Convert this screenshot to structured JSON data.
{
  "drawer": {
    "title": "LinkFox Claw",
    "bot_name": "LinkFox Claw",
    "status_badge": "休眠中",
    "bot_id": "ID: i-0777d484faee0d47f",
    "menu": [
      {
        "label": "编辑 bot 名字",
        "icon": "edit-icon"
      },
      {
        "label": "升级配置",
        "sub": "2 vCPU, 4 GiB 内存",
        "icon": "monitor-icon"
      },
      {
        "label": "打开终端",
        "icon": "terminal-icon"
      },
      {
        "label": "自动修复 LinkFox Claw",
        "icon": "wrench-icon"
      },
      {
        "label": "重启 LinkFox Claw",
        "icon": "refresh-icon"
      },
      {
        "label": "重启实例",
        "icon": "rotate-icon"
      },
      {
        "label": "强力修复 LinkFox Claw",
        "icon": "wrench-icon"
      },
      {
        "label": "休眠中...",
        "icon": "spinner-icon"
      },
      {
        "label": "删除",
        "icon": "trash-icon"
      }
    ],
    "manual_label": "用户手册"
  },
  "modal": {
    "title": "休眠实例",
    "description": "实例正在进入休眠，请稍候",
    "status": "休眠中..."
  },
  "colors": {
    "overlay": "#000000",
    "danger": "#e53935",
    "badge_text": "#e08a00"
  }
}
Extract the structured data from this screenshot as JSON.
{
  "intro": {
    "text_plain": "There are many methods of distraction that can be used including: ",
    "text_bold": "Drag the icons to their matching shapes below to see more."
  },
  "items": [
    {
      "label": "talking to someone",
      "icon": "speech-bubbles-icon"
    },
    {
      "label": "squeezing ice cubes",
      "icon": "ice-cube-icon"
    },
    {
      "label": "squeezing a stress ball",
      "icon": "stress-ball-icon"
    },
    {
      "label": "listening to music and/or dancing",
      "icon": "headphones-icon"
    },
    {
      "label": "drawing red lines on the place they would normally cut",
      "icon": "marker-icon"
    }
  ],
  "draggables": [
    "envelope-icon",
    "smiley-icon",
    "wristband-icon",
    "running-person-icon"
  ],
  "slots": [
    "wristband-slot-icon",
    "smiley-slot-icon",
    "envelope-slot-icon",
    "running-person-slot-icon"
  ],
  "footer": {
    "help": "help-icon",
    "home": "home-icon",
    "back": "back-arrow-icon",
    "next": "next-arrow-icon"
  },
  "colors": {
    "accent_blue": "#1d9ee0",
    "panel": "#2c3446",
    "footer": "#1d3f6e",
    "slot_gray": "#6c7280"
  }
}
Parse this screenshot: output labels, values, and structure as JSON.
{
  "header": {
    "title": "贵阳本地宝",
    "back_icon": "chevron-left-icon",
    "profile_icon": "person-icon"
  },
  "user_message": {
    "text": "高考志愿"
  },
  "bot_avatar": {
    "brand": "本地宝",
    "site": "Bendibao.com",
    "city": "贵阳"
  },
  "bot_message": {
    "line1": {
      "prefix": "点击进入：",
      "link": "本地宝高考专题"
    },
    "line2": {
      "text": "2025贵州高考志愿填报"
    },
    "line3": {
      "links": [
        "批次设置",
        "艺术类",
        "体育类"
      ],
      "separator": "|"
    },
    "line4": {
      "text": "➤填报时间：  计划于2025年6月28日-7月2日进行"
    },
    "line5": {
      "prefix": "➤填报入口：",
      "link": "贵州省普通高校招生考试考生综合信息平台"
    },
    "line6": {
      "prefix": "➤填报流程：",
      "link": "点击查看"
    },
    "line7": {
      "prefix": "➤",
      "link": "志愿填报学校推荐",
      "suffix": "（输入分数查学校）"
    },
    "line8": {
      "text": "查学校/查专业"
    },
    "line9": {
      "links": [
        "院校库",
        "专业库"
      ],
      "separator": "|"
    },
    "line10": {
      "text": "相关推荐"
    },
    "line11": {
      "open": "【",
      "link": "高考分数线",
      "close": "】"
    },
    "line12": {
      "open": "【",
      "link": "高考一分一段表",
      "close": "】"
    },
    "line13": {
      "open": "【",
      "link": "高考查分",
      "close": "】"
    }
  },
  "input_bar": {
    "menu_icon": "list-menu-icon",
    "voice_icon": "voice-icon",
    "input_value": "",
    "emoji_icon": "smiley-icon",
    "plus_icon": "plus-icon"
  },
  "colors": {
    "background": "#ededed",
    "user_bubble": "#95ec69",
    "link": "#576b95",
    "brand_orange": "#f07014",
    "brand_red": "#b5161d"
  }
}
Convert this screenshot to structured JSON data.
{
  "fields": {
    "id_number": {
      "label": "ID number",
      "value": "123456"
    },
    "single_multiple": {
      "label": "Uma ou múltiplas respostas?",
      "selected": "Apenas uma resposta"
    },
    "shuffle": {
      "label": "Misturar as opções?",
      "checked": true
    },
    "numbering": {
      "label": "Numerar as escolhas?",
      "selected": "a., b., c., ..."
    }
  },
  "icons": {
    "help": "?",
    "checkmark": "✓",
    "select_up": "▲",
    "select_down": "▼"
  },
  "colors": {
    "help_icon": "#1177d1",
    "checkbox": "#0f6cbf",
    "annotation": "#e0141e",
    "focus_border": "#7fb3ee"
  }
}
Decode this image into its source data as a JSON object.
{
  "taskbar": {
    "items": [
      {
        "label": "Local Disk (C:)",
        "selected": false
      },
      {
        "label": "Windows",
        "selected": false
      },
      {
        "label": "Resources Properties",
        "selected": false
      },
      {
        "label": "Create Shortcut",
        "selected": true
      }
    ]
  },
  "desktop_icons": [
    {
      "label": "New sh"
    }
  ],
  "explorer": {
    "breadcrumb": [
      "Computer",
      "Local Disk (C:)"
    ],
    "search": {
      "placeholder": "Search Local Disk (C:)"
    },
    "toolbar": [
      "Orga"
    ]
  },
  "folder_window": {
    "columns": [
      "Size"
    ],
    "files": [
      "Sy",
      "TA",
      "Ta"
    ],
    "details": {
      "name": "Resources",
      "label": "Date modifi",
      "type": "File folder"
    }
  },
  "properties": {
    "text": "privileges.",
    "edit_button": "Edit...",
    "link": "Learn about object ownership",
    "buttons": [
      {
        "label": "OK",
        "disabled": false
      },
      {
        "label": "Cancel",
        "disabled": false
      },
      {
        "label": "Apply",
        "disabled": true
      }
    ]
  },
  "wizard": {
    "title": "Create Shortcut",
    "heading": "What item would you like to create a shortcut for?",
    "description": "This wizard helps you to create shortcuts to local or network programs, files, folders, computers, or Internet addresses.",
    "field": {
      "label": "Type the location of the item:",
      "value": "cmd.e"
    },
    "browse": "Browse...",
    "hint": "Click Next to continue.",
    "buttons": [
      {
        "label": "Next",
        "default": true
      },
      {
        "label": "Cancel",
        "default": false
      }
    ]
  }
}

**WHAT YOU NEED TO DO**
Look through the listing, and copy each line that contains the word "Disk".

**ANSWER SPACE**
        "label": "Local Disk (C:)",
      "Local Disk (C:)"
      "placeholder": "Search Local Disk (C:)"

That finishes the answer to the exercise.